With most Stanhopea flowers lasting three days or less, the blooms must attract pollinators very quickly. These chemical attractants are generated in the hypochile, attracting the male euglossine bees to the flower. When the bee touches down on the flower, a great effort is made to collect chemical scent — he eventually slides on the waxy surface of the hypochile, gliding down on the slippery lip to exit the flower (sounds like an amusement park ride….wheeeee!). The long column is touched in the process, resulting in the bee taking up pollinia at the very tip of the column. When the bee slides down another flower, the pollinia are deposited on the sticky surface of the stigma. The majority of species are robust plants that grow readily in cultivation.

The Nun Inside the Orchid
In the conservatory, I stopped to change batteries and felt something staring at me…it was this tiny little “figure” inside this unusual orchid. At first glance, I thought it looked like a nun (see her habit?) praying inside….I called Sue over and she thought it looked like a sheep or lamb…how about this: a sheepish nun? If you don’t see what we saw, squint a little and it will come to you easier.

suecollage-2

© 2007 Cindy Dyer, All rights reserved.






Baby Chickadee

1 08 2007

I have a newly-hatched family of chickadees in my backyard garden. I have a metal and wood bird feeder that I never even noticed had a bird house built into the top (and I’ve had it for four years!)…an observant Regina pointed out a chickadee had gone into the hole a few weeks ago.

Yesterday I was looking through the patio doors and saw a “miniature” chickadee on one of my plant stands (and you know how tiny an adult chickadee is), and realized it was one of the babies (there are at least two of them).

I got some “record” shots of him through the window yesterday, but this afternoon, as I was watering the garden, one of the babies flew up about two feet away from me and just sat watching me…I slowly went to get my camera (which was near the patio door) and went back to the basket where he was perched. I sat there for at least 15 minutes on the arbor bench, just watching and photographing him…at several points I was less than two feet away from him…so I was able to get some beautiful shots.
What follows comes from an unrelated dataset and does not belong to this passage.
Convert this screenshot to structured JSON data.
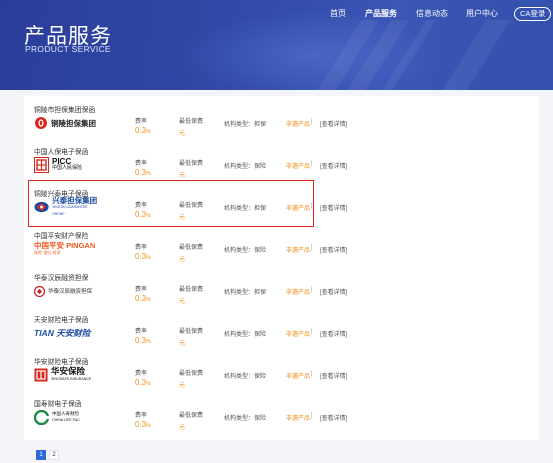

Momma (or Dad) and the baby were chirping back and forth….I’m sure they were telling him to “be careful, that’s a red-shirted-frizzy-haired human about to pounce on you!”

Learn more about these beautiful birds at the links below:

http://www.birds.cornell.edu/AllAboutBirds/BirdGuide/Black-capped_Chickadee.html 

http://library.thinkquest.org/5078/Wildbirds.dir.chicadee.html

baby-chickadee.jpg

© 2007 Cindy Dyer, All rights reserved.